- Exercise
Where a line of the data below has the string "image", copy that line.

- Records shown
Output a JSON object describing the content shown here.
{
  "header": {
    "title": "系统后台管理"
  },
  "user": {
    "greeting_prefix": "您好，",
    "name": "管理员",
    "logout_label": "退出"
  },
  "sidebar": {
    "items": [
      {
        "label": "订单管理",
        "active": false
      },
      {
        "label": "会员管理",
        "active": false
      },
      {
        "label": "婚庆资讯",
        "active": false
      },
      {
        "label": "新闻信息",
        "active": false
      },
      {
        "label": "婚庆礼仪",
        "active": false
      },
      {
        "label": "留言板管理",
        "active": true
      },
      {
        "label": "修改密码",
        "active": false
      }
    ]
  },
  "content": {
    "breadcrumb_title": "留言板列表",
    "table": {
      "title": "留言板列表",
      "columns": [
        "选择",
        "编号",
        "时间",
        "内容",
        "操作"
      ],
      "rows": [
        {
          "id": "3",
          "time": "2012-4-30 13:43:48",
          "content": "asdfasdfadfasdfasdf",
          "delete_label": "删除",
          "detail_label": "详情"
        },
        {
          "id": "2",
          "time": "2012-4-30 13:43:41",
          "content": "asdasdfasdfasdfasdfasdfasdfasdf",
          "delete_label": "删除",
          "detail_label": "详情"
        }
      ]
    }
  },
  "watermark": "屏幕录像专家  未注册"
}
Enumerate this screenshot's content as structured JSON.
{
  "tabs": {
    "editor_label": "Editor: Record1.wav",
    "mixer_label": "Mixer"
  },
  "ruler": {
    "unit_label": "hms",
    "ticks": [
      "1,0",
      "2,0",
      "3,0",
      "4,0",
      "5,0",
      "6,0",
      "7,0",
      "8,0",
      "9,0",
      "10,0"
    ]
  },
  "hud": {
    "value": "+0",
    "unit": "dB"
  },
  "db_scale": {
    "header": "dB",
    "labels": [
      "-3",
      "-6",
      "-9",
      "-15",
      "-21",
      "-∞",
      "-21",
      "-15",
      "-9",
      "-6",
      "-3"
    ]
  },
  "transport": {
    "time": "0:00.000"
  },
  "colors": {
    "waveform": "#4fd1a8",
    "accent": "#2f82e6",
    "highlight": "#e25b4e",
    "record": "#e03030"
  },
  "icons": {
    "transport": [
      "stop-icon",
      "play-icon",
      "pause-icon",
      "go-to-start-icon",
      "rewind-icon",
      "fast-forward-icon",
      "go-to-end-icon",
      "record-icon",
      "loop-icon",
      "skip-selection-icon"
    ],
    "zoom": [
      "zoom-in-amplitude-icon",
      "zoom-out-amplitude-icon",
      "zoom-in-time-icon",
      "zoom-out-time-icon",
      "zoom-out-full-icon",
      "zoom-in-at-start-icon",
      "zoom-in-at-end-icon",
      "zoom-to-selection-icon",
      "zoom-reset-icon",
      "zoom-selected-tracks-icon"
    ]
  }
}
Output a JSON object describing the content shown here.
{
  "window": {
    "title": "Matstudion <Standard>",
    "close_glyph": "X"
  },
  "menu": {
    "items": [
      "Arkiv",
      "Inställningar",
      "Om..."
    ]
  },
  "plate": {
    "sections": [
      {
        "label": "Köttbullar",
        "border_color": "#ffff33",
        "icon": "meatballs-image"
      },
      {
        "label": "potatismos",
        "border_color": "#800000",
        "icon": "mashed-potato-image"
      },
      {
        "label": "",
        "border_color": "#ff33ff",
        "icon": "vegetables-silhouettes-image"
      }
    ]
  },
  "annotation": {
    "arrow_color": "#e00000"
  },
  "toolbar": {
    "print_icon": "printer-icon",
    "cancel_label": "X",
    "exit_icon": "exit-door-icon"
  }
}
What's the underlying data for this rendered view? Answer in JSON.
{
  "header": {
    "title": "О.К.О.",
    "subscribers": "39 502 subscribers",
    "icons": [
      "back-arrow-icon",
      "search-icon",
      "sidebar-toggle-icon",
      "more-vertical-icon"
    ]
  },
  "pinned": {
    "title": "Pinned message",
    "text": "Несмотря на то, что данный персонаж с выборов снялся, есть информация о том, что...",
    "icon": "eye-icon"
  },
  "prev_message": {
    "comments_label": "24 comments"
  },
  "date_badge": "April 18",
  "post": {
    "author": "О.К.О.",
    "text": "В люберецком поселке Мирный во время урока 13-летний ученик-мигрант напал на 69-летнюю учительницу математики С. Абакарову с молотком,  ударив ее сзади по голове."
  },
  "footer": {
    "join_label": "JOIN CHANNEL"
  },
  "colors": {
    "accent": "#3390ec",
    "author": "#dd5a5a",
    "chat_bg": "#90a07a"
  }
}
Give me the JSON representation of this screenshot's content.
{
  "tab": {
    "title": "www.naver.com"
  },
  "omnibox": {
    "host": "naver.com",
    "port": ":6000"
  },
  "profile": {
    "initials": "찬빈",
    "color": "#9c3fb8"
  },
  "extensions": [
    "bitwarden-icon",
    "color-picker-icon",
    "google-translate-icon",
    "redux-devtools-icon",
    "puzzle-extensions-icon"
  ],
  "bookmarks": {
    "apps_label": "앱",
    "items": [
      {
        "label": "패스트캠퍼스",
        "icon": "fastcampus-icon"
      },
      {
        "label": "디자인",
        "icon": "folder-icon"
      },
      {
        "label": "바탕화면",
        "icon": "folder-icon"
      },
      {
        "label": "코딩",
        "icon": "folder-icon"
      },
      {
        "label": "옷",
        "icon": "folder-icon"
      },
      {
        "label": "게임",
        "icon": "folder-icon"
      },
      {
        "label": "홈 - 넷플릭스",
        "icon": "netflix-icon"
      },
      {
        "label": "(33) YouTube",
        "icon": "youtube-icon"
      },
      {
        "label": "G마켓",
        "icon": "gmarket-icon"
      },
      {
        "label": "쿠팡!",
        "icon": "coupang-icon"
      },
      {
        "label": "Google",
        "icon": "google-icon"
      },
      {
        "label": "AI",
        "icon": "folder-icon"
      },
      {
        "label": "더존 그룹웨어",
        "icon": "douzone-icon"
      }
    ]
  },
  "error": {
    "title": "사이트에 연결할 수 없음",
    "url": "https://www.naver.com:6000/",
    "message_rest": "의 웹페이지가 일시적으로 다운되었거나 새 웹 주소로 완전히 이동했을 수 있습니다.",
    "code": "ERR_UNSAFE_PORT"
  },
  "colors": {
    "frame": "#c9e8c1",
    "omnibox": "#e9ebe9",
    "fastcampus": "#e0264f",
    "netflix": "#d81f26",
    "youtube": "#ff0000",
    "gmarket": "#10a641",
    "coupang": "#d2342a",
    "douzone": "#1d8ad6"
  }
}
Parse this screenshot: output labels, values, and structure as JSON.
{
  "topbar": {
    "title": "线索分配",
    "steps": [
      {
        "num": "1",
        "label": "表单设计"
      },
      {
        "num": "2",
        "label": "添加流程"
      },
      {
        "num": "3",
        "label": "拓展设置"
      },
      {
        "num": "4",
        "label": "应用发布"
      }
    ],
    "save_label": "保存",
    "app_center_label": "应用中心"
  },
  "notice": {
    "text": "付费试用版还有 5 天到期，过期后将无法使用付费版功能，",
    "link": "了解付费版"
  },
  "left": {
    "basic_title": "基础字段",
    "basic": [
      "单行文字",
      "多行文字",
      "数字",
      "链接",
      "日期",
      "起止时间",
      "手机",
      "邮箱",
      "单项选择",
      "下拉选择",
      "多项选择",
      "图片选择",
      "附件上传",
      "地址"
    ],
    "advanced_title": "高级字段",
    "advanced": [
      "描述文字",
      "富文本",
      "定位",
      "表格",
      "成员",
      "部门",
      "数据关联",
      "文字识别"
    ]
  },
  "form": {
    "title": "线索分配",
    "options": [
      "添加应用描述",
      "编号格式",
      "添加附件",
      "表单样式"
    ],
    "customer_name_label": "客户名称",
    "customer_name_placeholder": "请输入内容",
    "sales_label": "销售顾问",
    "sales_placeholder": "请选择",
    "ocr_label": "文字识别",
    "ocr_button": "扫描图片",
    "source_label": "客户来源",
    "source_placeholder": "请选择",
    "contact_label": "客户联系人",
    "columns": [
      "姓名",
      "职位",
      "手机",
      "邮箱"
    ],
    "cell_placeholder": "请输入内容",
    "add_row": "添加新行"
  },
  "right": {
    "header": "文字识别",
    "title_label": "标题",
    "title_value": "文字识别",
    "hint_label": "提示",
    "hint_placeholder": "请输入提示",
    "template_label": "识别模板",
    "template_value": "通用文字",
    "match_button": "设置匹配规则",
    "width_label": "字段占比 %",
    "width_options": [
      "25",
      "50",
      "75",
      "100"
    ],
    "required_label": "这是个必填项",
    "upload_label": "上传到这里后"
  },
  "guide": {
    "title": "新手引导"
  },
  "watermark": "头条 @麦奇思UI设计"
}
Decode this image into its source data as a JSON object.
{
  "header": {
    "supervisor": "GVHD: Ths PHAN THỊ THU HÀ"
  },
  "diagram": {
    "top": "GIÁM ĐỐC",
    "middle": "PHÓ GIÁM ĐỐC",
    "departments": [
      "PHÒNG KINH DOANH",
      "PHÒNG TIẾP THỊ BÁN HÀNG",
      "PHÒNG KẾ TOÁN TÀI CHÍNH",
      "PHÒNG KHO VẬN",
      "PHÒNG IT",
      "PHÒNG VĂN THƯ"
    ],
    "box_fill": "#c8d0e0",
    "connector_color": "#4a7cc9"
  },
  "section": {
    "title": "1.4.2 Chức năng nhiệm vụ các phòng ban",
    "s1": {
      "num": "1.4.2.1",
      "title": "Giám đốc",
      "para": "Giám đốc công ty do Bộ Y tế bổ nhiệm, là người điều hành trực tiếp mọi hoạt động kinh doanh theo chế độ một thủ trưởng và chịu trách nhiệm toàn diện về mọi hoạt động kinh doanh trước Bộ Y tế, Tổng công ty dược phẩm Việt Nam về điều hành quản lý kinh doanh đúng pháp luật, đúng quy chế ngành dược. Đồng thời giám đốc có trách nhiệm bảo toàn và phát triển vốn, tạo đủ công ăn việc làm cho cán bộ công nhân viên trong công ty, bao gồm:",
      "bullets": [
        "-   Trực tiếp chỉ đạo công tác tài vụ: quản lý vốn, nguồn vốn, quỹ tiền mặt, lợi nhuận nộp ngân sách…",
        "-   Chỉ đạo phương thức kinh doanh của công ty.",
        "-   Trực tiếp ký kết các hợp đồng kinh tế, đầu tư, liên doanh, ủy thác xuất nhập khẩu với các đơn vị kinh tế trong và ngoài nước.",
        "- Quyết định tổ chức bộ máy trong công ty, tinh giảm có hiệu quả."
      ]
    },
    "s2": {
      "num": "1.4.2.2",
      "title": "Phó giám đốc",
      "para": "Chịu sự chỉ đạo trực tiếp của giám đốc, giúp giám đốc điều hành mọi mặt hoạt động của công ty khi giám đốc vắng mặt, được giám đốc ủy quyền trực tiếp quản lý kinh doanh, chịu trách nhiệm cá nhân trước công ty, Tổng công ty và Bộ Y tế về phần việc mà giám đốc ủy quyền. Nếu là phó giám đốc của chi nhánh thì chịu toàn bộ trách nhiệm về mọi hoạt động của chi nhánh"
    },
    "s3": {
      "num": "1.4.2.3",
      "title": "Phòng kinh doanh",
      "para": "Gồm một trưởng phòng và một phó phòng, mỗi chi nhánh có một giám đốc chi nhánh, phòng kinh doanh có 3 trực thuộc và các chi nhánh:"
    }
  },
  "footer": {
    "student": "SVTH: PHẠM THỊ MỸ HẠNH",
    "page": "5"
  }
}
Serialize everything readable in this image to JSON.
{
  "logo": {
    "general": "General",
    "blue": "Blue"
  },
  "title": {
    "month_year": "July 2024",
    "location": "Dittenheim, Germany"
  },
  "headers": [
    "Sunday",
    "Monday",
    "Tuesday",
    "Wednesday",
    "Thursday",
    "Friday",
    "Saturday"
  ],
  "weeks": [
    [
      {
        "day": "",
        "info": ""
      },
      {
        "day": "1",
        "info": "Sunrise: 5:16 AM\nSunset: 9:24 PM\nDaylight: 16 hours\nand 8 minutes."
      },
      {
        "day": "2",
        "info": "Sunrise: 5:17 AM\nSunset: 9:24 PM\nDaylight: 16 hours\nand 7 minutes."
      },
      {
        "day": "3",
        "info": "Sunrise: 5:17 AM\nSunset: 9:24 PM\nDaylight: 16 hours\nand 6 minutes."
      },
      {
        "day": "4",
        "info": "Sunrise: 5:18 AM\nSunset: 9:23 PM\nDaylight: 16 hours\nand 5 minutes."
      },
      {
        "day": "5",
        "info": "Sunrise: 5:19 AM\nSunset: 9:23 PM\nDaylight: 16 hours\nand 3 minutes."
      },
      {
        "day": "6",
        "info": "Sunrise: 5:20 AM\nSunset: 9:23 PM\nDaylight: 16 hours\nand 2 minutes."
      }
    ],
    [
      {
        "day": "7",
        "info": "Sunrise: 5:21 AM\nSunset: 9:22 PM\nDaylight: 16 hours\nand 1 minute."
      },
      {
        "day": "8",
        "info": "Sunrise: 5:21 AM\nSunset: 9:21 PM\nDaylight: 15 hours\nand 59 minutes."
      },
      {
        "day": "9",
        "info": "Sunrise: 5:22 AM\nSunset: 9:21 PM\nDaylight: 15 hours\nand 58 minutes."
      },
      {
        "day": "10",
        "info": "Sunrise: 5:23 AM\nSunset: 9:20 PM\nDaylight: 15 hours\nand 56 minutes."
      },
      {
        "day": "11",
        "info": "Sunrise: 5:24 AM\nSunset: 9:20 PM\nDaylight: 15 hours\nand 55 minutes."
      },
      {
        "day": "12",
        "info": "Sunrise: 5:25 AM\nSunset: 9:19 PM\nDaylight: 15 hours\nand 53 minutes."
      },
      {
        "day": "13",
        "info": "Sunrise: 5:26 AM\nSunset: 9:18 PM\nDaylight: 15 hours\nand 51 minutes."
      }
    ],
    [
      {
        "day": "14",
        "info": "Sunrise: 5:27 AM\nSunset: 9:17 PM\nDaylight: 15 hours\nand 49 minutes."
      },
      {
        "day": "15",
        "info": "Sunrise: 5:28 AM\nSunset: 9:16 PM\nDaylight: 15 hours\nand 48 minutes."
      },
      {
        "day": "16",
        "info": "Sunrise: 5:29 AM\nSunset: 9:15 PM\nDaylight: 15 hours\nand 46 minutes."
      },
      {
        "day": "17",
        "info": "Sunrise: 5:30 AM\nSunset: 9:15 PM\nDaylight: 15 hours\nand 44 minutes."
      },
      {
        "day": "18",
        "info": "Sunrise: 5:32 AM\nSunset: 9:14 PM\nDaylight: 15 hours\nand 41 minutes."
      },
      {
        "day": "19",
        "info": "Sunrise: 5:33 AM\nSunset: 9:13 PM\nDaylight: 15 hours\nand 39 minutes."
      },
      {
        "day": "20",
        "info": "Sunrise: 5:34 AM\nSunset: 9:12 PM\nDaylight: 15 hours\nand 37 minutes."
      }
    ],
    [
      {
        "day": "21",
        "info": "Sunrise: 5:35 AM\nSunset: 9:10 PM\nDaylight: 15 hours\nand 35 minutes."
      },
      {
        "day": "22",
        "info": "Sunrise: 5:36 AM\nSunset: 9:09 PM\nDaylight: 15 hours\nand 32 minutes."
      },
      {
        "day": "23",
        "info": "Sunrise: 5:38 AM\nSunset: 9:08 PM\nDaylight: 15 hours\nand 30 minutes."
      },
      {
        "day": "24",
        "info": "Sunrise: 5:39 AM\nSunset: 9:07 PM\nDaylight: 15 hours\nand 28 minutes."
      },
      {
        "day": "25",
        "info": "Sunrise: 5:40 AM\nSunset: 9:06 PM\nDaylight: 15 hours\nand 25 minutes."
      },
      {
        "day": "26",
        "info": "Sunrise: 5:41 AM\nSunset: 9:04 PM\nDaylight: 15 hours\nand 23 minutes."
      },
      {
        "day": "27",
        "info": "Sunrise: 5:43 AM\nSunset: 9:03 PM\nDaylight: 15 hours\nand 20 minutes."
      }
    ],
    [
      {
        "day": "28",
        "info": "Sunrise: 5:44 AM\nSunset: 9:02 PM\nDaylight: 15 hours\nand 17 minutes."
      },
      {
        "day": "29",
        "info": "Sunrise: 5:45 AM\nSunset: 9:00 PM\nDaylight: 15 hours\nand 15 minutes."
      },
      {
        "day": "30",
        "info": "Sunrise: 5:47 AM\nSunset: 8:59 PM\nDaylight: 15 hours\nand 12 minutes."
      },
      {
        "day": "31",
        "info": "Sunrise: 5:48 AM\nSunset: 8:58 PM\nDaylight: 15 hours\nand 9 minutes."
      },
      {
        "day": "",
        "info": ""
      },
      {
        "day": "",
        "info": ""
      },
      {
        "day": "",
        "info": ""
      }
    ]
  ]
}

- Result for this exercise
        "icon": "meatballs-image"
        "icon": "mashed-potato-image"
        "icon": "vegetables-silhouettes-image"
Decode this image into its source data as a JSON object.
Serialize everything readable in this image to JSON.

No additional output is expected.